- Assigned task -
Scan the records for the word "kind". Return each line where it is found.

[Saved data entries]
+---+
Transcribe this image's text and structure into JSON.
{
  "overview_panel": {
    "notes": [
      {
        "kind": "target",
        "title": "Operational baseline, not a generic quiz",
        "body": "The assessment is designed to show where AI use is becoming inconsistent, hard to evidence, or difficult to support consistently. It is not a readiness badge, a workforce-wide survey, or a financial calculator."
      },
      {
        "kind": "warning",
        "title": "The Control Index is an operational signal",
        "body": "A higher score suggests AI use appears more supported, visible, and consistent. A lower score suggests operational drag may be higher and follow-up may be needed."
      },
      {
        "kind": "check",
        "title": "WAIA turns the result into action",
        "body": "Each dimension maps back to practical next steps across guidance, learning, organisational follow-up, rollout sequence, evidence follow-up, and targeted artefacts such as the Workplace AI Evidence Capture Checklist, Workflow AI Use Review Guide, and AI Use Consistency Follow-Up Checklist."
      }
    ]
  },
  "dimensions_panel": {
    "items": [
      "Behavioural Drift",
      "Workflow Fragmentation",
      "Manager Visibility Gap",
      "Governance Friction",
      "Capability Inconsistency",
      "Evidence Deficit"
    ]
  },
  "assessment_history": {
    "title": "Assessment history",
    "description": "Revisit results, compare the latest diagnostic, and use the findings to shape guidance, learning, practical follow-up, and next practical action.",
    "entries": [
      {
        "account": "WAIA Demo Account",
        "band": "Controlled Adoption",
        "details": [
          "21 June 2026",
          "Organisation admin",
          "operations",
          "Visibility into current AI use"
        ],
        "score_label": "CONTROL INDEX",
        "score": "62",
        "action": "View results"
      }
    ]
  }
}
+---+
- Problem solution -
        "kind": "target",
        "kind": "warning",
        "kind": "check",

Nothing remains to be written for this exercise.